Content starts
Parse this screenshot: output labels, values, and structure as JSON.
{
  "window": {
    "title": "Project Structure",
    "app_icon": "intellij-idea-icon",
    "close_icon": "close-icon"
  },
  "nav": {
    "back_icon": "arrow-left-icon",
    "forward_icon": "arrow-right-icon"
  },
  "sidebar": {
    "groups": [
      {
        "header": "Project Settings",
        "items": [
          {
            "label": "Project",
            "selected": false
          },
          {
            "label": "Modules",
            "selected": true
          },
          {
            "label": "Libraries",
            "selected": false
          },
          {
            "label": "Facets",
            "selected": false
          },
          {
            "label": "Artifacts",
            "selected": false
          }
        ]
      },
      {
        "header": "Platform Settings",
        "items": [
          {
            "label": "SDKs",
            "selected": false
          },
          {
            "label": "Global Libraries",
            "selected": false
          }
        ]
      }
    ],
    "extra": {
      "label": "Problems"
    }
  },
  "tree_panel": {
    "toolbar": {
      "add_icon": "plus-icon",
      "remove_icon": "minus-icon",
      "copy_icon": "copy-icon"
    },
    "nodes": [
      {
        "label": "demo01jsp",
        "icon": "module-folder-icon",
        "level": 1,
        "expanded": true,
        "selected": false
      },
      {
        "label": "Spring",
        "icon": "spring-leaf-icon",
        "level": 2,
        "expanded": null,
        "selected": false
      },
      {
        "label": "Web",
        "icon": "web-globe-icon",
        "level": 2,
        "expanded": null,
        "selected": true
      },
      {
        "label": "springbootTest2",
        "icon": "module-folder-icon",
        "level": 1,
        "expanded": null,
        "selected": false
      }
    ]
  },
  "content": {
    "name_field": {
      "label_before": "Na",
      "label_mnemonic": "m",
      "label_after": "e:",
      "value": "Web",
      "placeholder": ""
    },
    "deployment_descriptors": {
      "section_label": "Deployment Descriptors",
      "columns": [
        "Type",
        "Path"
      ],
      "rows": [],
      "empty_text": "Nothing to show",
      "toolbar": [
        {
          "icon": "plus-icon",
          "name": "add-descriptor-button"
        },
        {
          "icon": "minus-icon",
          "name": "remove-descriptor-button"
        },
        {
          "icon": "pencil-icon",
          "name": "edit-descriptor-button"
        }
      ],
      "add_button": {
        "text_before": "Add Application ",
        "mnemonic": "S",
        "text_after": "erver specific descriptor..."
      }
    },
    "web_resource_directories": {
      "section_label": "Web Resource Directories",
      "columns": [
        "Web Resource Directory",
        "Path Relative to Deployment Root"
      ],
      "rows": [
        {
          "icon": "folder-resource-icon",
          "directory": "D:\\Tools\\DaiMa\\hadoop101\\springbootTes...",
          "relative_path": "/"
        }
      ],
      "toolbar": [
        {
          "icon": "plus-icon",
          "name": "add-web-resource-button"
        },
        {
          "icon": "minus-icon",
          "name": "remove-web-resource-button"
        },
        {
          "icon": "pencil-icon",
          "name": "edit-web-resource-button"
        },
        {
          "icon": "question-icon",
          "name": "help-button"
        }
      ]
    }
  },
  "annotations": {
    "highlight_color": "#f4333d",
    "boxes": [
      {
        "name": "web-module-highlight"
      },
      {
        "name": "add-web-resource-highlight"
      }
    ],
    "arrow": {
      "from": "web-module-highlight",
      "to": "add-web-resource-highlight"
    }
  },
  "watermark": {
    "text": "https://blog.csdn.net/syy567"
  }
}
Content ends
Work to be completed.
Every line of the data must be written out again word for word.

Written response.
Parse this screenshot: output labels, values, and structure as JSON.
{
  "window": {
    "title": "Project Structure",
    "app_icon": "intellij-idea-icon",
    "close_icon": "close-icon"
  },
  "nav": {
    "back_icon": "arrow-left-icon",
    "forward_icon": "arrow-right-icon"
  },
  "sidebar": {
    "groups": [
      {
        "header": "Project Settings",
        "items": [
          {
            "label": "Project",
            "selected": false
          },
          {
            "label": "Modules",
            "selected": true
          },
          {
            "label": "Libraries",
            "selected": false
          },
          {
            "label": "Facets",
            "selected": false
          },
          {
            "label": "Artifacts",
            "selected": false
          }
        ]
      },
      {
        "header": "Platform Settings",
        "items": [
          {
            "label": "SDKs",
            "selected": false
          },
          {
            "label": "Global Libraries",
            "selected": false
          }
        ]
      }
    ],
    "extra": {
      "label": "Problems"
    }
  },
  "tree_panel": {
    "toolbar": {
      "add_icon": "plus-icon",
      "remove_icon": "minus-icon",
      "copy_icon": "copy-icon"
    },
    "nodes": [
      {
        "label": "demo01jsp",
        "icon": "module-folder-icon",
        "level": 1,
        "expanded": true,
        "selected": false
      },
      {
        "label": "Spring",
        "icon": "spring-leaf-icon",
        "level": 2,
        "expanded": null,
        "selected": false
      },
      {
        "label": "Web",
        "icon": "web-globe-icon",
        "level": 2,
        "expanded": null,
        "selected": true
      },
      {
        "label": "springbootTest2",
        "icon": "module-folder-icon",
        "level": 1,
        "expanded": null,
        "selected": false
      }
    ]
  },
  "content": {
    "name_field": {
      "label_before": "Na",
      "label_mnemonic": "m",
      "label_after": "e:",
      "value": "Web",
      "placeholder": ""
    },
    "deployment_descriptors": {
      "section_label": "Deployment Descriptors",
      "columns": [
        "Type",
        "Path"
      ],
      "rows": [],
      "empty_text": "Nothing to show",
      "toolbar": [
        {
          "icon": "plus-icon",
          "name": "add-descriptor-button"
        },
        {
          "icon": "minus-icon",
          "name": "remove-descriptor-button"
        },
        {
          "icon": "pencil-icon",
          "name": "edit-descriptor-button"
        }
      ],
      "add_button": {
        "text_before": "Add Application ",
        "mnemonic": "S",
        "text_after": "erver specific descriptor..."
      }
    },
    "web_resource_directories": {
      "section_label": "Web Resource Directories",
      "columns": [
        "Web Resource Directory",
        "Path Relative to Deployment Root"
      ],
      "rows": [
        {
          "icon": "folder-resource-icon",
          "directory": "D:\\Tools\\DaiMa\\hadoop101\\springbootTes...",
          "relative_path": "/"
        }
      ],
      "toolbar": [
        {
          "icon": "plus-icon",
          "name": "add-web-resource-button"
        },
        {
          "icon": "minus-icon",
          "name": "remove-web-resource-button"
        },
        {
          "icon": "pencil-icon",
          "name": "edit-web-resource-button"
        },
        {
          "icon": "question-icon",
          "name": "help-button"
        }
      ]
    }
  },
  "annotations": {
    "highlight_color": "#f4333d",
    "boxes": [
      {
        "name": "web-module-highlight"
      },
      {
        "name": "add-web-resource-highlight"
      }
    ],
    "arrow": {
      "from": "web-module-highlight",
      "to": "add-web-resource-highlight"
    }
  },
  "watermark": {
    "text": "https://blog.csdn.net/syy567"
  }
}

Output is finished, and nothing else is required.